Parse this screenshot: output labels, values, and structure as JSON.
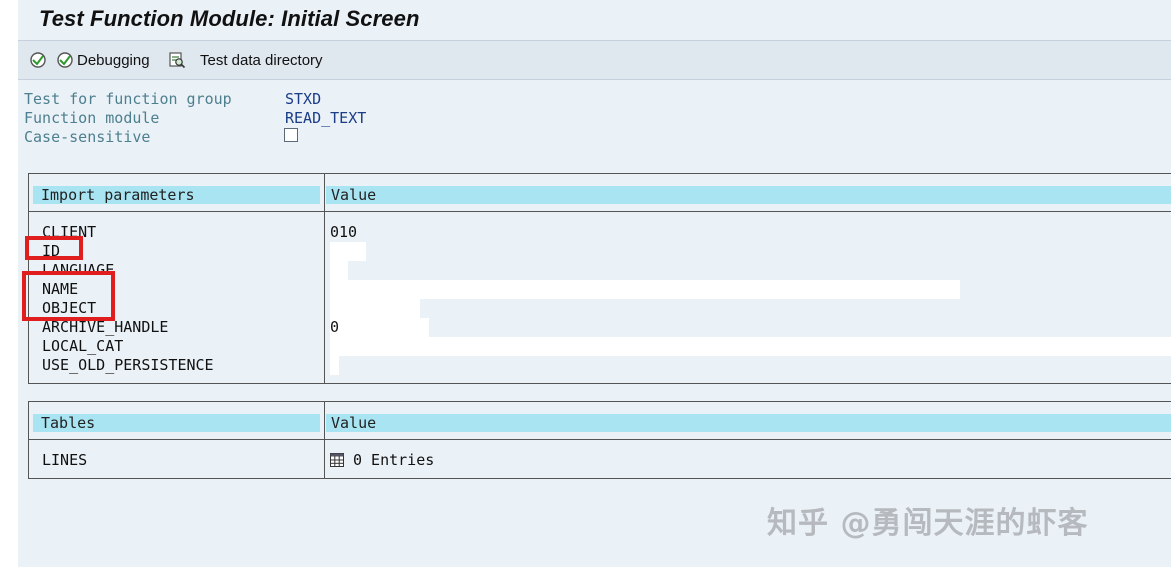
{
  "window": {
    "title": "Test Function Module: Initial Screen"
  },
  "toolbar": {
    "execute_icon": "execute-icon",
    "debugging_label": "Debugging",
    "test_data_directory_label": "Test data directory"
  },
  "form": {
    "function_group_label": "Test for function group",
    "function_group_value": "STXD",
    "function_module_label": "Function module",
    "function_module_value": "READ_TEXT",
    "case_sensitive_label": "Case-sensitive",
    "case_sensitive_checked": false
  },
  "import_table": {
    "header_param": "Import parameters",
    "header_value": "Value",
    "rows": [
      {
        "name": "CLIENT",
        "value": "010"
      },
      {
        "name": "ID",
        "value": ""
      },
      {
        "name": "LANGUAGE",
        "value": ""
      },
      {
        "name": "NAME",
        "value": ""
      },
      {
        "name": "OBJECT",
        "value": ""
      },
      {
        "name": "ARCHIVE_HANDLE",
        "value": "0"
      },
      {
        "name": "LOCAL_CAT",
        "value": ""
      },
      {
        "name": "USE_OLD_PERSISTENCE",
        "value": ""
      }
    ]
  },
  "tables_table": {
    "header_param": "Tables",
    "header_value": "Value",
    "rows": [
      {
        "name": "LINES",
        "value": "0 Entries"
      }
    ]
  },
  "watermark": "知乎 @勇闯天涯的虾客",
  "colors": {
    "background": "#eaf1f7",
    "header_cyan": "#a8e4f2",
    "highlight_red": "#e01e1e",
    "label_teal": "#4e7f8e",
    "value_blue": "#1b3c87"
  }
}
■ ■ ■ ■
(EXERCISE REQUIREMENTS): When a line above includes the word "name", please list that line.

(RESPONSE BELOW):
        "name": "CLIENT",
        "name": "ID",
        "name": "LANGUAGE",
        "name": "NAME",
        "name": "OBJECT",
        "name": "ARCHIVE_HANDLE",
        "name": "LOCAL_CAT",
        "name": "USE_OLD_PERSISTENCE",
        "name": "LINES",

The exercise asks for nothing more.